*** EXCERPTED DATA
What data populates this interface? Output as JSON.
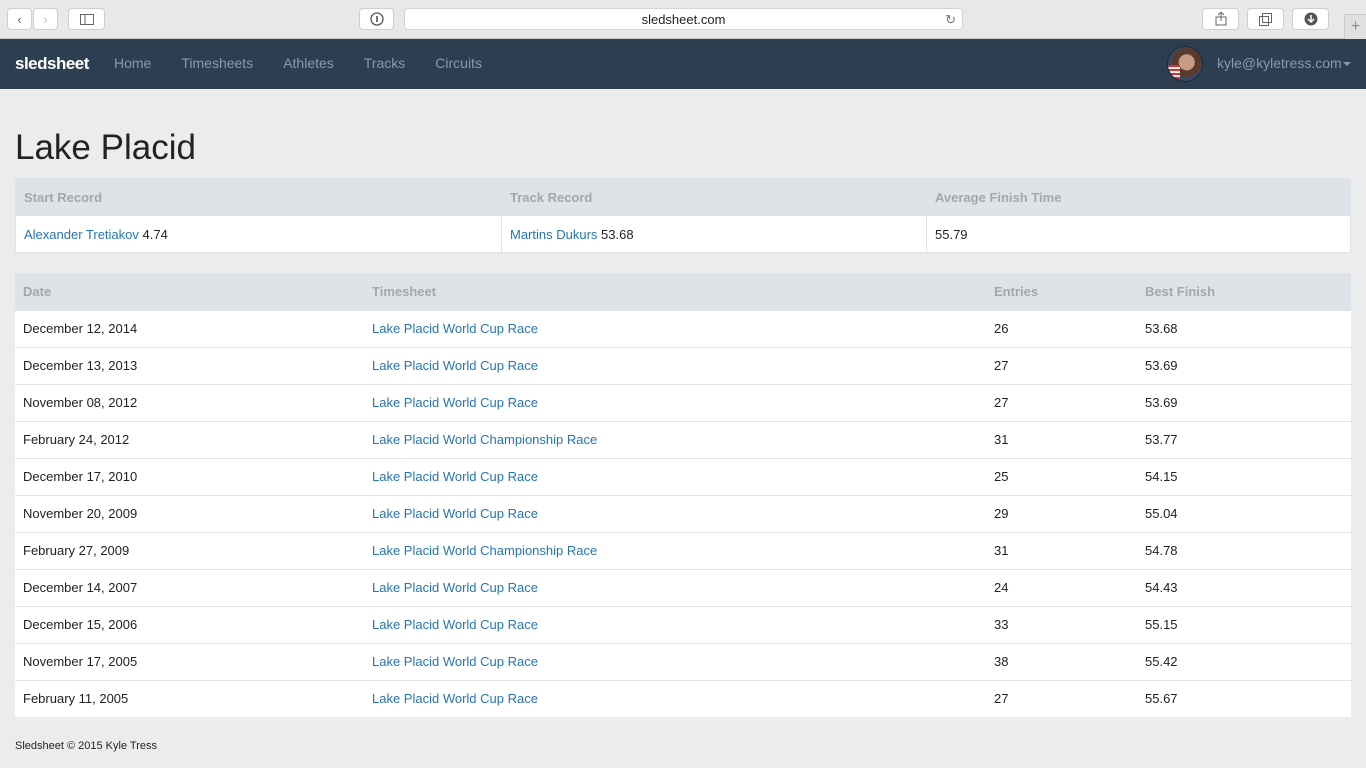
{
  "browser": {
    "url": "sledsheet.com"
  },
  "navbar": {
    "brand": "sledsheet",
    "links": [
      "Home",
      "Timesheets",
      "Athletes",
      "Tracks",
      "Circuits"
    ],
    "user_email": "kyle@kyletress.com"
  },
  "page": {
    "title": "Lake Placid"
  },
  "summary": {
    "headers": [
      "Start Record",
      "Track Record",
      "Average Finish Time"
    ],
    "start_record": {
      "athlete": "Alexander Tretiakov",
      "time": "4.74"
    },
    "track_record": {
      "athlete": "Martins Dukurs",
      "time": "53.68"
    },
    "average_finish": "55.79"
  },
  "races": {
    "headers": [
      "Date",
      "Timesheet",
      "Entries",
      "Best Finish"
    ],
    "rows": [
      {
        "date": "December 12, 2014",
        "timesheet": "Lake Placid World Cup Race",
        "entries": "26",
        "best": "53.68"
      },
      {
        "date": "December 13, 2013",
        "timesheet": "Lake Placid World Cup Race",
        "entries": "27",
        "best": "53.69"
      },
      {
        "date": "November 08, 2012",
        "timesheet": "Lake Placid World Cup Race",
        "entries": "27",
        "best": "53.69"
      },
      {
        "date": "February 24, 2012",
        "timesheet": "Lake Placid World Championship Race",
        "entries": "31",
        "best": "53.77"
      },
      {
        "date": "December 17, 2010",
        "timesheet": "Lake Placid World Cup Race",
        "entries": "25",
        "best": "54.15"
      },
      {
        "date": "November 20, 2009",
        "timesheet": "Lake Placid World Cup Race",
        "entries": "29",
        "best": "55.04"
      },
      {
        "date": "February 27, 2009",
        "timesheet": "Lake Placid World Championship Race",
        "entries": "31",
        "best": "54.78"
      },
      {
        "date": "December 14, 2007",
        "timesheet": "Lake Placid World Cup Race",
        "entries": "24",
        "best": "54.43"
      },
      {
        "date": "December 15, 2006",
        "timesheet": "Lake Placid World Cup Race",
        "entries": "33",
        "best": "55.15"
      },
      {
        "date": "November 17, 2005",
        "timesheet": "Lake Placid World Cup Race",
        "entries": "38",
        "best": "55.42"
      },
      {
        "date": "February 11, 2005",
        "timesheet": "Lake Placid World Cup Race",
        "entries": "27",
        "best": "55.67"
      }
    ]
  },
  "footer": {
    "text": "Sledsheet © 2015 Kyle Tress"
  }
}
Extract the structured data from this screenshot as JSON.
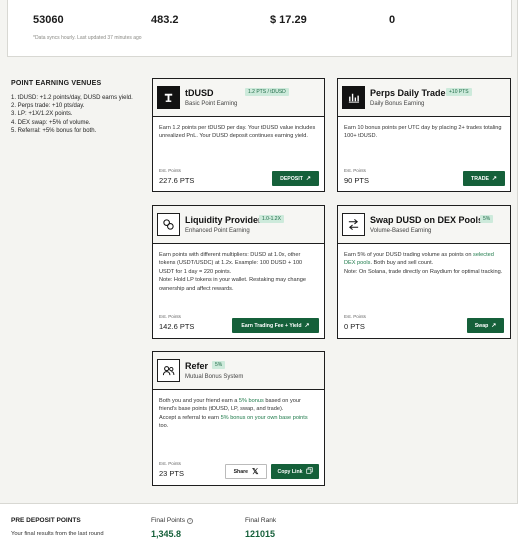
{
  "stats": {
    "values": [
      "53060",
      "483.2",
      "$ 17.29",
      "0"
    ],
    "sync_note": "*Data syncs hourly. Last updated 37 minutes ago"
  },
  "venues": {
    "title": "POINT EARNING VENUES",
    "items": [
      "1. tDUSD: +1.2 points/day, DUSD earns yield.",
      "2. Perps trade: +10 pts/day.",
      "3. LP: +1X/1.2X points.",
      "4. DEX swap: +5% of volume.",
      "5. Referral: +5% bonus for both."
    ]
  },
  "cards": {
    "tdusd": {
      "title": "tDUSD",
      "tag": "1.2 PTS / tDUSD",
      "subtitle": "Basic Point Earning",
      "desc": "Earn 1.2 points per tDUSD per day. Your tDUSD value includes unrealized PnL. Your DUSD deposit continues earning yield.",
      "est_label": "Est. Points",
      "est_value": "227.6 PTS",
      "button": "DEPOSIT",
      "icon": "tdusd-logo-icon"
    },
    "perps": {
      "title": "Perps Daily Trade",
      "tag": "+10 PTS",
      "subtitle": "Daily Bonus Earning",
      "desc": "Earn 10 bonus points per UTC day by placing 2+ trades totaling 100+ tDUSD.",
      "est_label": "Est. Points",
      "est_value": "90 PTS",
      "button": "TRADE",
      "icon": "trade-chart-icon"
    },
    "lp": {
      "title": "Liquidity Provider",
      "tag": "1.0-1.2X",
      "subtitle": "Enhanced Point Earning",
      "desc": "Earn points with different multipliers: DUSD at 1.0x, other tokens (USDT/USDC) at 1.2x. Example: 100 DUSD + 100 USDT for 1 day = 220 points.",
      "note": "Note: Hold LP tokens in your wallet. Restaking may change ownership and affect rewards.",
      "est_label": "Est. Points",
      "est_value": "142.6 PTS",
      "button": "Earn Trading Fee + Yield",
      "icon": "coins-icon"
    },
    "swap": {
      "title": "Swap DUSD on DEX Pools",
      "tag": "5%",
      "subtitle": "Volume-Based Earning",
      "desc_pre": "Earn 5% of your DUSD trading volume as points on ",
      "desc_link": "selected DEX pools",
      "desc_post": ". Both buy and sell count.",
      "note": "Note: On Solana, trade directly on Raydium for optimal tracking.",
      "est_label": "Est. Points",
      "est_value": "0 PTS",
      "button": "Swap",
      "icon": "swap-arrows-icon"
    },
    "refer": {
      "title": "Refer",
      "tag": "5%",
      "subtitle": "Mutual Bonus System",
      "desc_1a": "Both you and your friend earn a ",
      "desc_1b": "5% bonus",
      "desc_1c": " based on your friend's base points (tDUSD, LP, swap, and trade).",
      "desc_2a": "Accept a referral to earn ",
      "desc_2b": "5% bonus on your own base points",
      "desc_2c": " too.",
      "est_label": "Est. Points",
      "est_value": "23 PTS",
      "share_button": "Share",
      "copy_button": "Copy Link",
      "icon": "users-icon"
    }
  },
  "pre_deposit": {
    "title": "PRE DEPOSIT POINTS",
    "subtitle": "Your final results from the last round",
    "final_points_label": "Final Points",
    "final_points_value": "1,345.8",
    "final_rank_label": "Final Rank",
    "final_rank_value": "121015"
  },
  "colors": {
    "accent": "#15603a",
    "tag_bg": "#cdeadb",
    "tag_text": "#1d6a45"
  }
}
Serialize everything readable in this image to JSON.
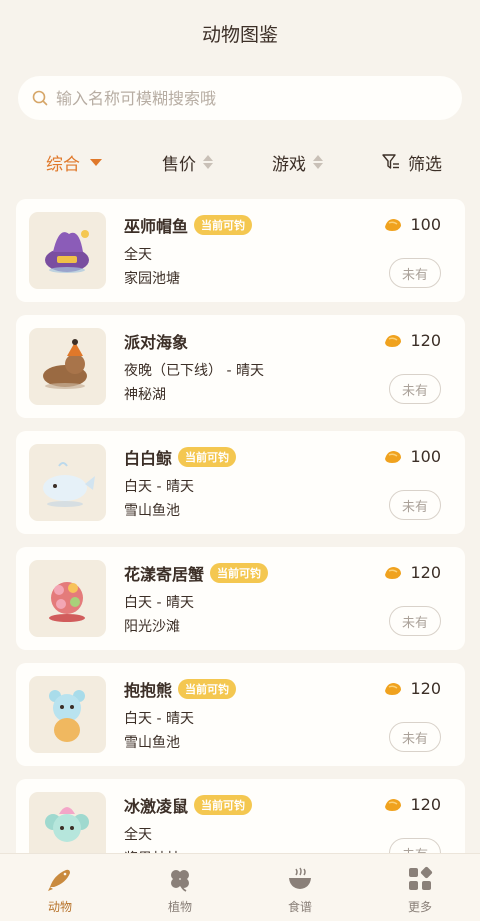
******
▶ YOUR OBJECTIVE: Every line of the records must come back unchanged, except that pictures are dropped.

▶ REPLY TO THE EXERCISE:
What data populates this interface? Output as JSON.
{
  "browser": {
    "url": "sledsheet.com"
  },
  "navbar": {
    "brand": "sledsheet",
    "links": [
      "Home",
      "Timesheets",
      "Athletes",
      "Tracks",
      "Circuits"
    ],
    "user_email": "kyle@kyletress.com"
  },
  "page": {
    "title": "Lake Placid"
  },
  "summary": {
    "headers": [
      "Start Record",
      "Track Record",
      "Average Finish Time"
    ],
    "start_record": {
      "athlete": "Alexander Tretiakov",
      "time": "4.74"
    },
    "track_record": {
      "athlete": "Martins Dukurs",
      "time": "53.68"
    },
    "average_finish": "55.79"
  },
  "races": {
    "headers": [
      "Date",
      "Timesheet",
      "Entries",
      "Best Finish"
    ],
    "rows": [
      {
        "date": "December 12, 2014",
        "timesheet": "Lake Placid World Cup Race",
        "entries": "26",
        "best": "53.68"
      },
      {
        "date": "December 13, 2013",
        "timesheet": "Lake Placid World Cup Race",
        "entries": "27",
        "best": "53.69"
      },
      {
        "date": "November 08, 2012",
        "timesheet": "Lake Placid World Cup Race",
        "entries": "27",
        "best": "53.69"
      },
      {
        "date": "February 24, 2012",
        "timesheet": "Lake Placid World Championship Race",
        "entries": "31",
        "best": "53.77"
      },
      {
        "date": "December 17, 2010",
        "timesheet": "Lake Placid World Cup Race",
        "entries": "25",
        "best": "54.15"
      },
      {
        "date": "November 20, 2009",
        "timesheet": "Lake Placid World Cup Race",
        "entries": "29",
        "best": "55.04"
      },
      {
        "date": "February 27, 2009",
        "timesheet": "Lake Placid World Championship Race",
        "entries": "31",
        "best": "54.78"
      },
      {
        "date": "December 14, 2007",
        "timesheet": "Lake Placid World Cup Race",
        "entries": "24",
        "best": "54.43"
      },
      {
        "date": "December 15, 2006",
        "timesheet": "Lake Placid World Cup Race",
        "entries": "33",
        "best": "55.15"
      },
      {
        "date": "November 17, 2005",
        "timesheet": "Lake Placid World Cup Race",
        "entries": "38",
        "best": "55.42"
      },
      {
        "date": "February 11, 2005",
        "timesheet": "Lake Placid World Cup Race",
        "entries": "27",
        "best": "55.67"
      }
    ]
  },
  "footer": {
    "text": "Sledsheet © 2015 Kyle Tress"
  }
}
Extract the structured data from this screenshot as JSON.
{
  "stats": {
    "values": [
      "53060",
      "483.2",
      "$ 17.29",
      "0"
    ],
    "sync_note": "*Data syncs hourly. Last updated 37 minutes ago"
  },
  "venues": {
    "title": "POINT EARNING VENUES",
    "items": [
      "1. tDUSD: +1.2 points/day, DUSD earns yield.",
      "2. Perps trade: +10 pts/day.",
      "3. LP: +1X/1.2X points.",
      "4. DEX swap: +5% of volume.",
      "5. Referral: +5% bonus for both."
    ]
  },
  "cards": {
    "tdusd": {
      "title": "tDUSD",
      "tag": "1.2 PTS / tDUSD",
      "subtitle": "Basic Point Earning",
      "desc": "Earn 1.2 points per tDUSD per day. Your tDUSD value includes unrealized PnL. Your DUSD deposit continues earning yield.",
      "est_label": "Est. Points",
      "est_value": "227.6 PTS",
      "button": "DEPOSIT",
      "icon": "tdusd-logo-icon"
    },
    "perps": {
      "title": "Perps Daily Trade",
      "tag": "+10 PTS",
      "subtitle": "Daily Bonus Earning",
      "desc": "Earn 10 bonus points per UTC day by placing 2+ trades totaling 100+ tDUSD.",
      "est_label": "Est. Points",
      "est_value": "90 PTS",
      "button": "TRADE",
      "icon": "trade-chart-icon"
    },
    "lp": {
      "title": "Liquidity Provider",
      "tag": "1.0-1.2X",
      "subtitle": "Enhanced Point Earning",
      "desc": "Earn points with different multipliers: DUSD at 1.0x, other tokens (USDT/USDC) at 1.2x. Example: 100 DUSD + 100 USDT for 1 day = 220 points.",
      "note": "Note: Hold LP tokens in your wallet. Restaking may change ownership and affect rewards.",
      "est_label": "Est. Points",
      "est_value": "142.6 PTS",
      "button": "Earn Trading Fee + Yield",
      "icon": "coins-icon"
    },
    "swap": {
      "title": "Swap DUSD on DEX Pools",
      "tag": "5%",
      "subtitle": "Volume-Based Earning",
      "desc_pre": "Earn 5% of your DUSD trading volume as points on ",
      "desc_link": "selected DEX pools",
      "desc_post": ". Both buy and sell count.",
      "note": "Note: On Solana, trade directly on Raydium for optimal tracking.",
      "est_label": "Est. Points",
      "est_value": "0 PTS",
      "button": "Swap",
      "icon": "swap-arrows-icon"
    },
    "refer": {
      "title": "Refer",
      "tag": "5%",
      "subtitle": "Mutual Bonus System",
      "desc_1a": "Both you and your friend earn a ",
      "desc_1b": "5% bonus",
      "desc_1c": " based on your friend's base points (tDUSD, LP, swap, and trade).",
      "desc_2a": "Accept a referral to earn ",
      "desc_2b": "5% bonus on your own base points",
      "desc_2c": " too.",
      "est_label": "Est. Points",
      "est_value": "23 PTS",
      "share_button": "Share",
      "copy_button": "Copy Link",
      "icon": "users-icon"
    }
  },
  "pre_deposit": {
    "title": "PRE DEPOSIT POINTS",
    "subtitle": "Your final results from the last round",
    "final_points_label": "Final Points",
    "final_points_value": "1,345.8",
    "final_rank_label": "Final Rank",
    "final_rank_value": "121015"
  },
  "colors": {
    "accent": "#15603a",
    "tag_bg": "#cdeadb",
    "tag_text": "#1d6a45"
  }
}
Serialize everything readable in this image to JSON.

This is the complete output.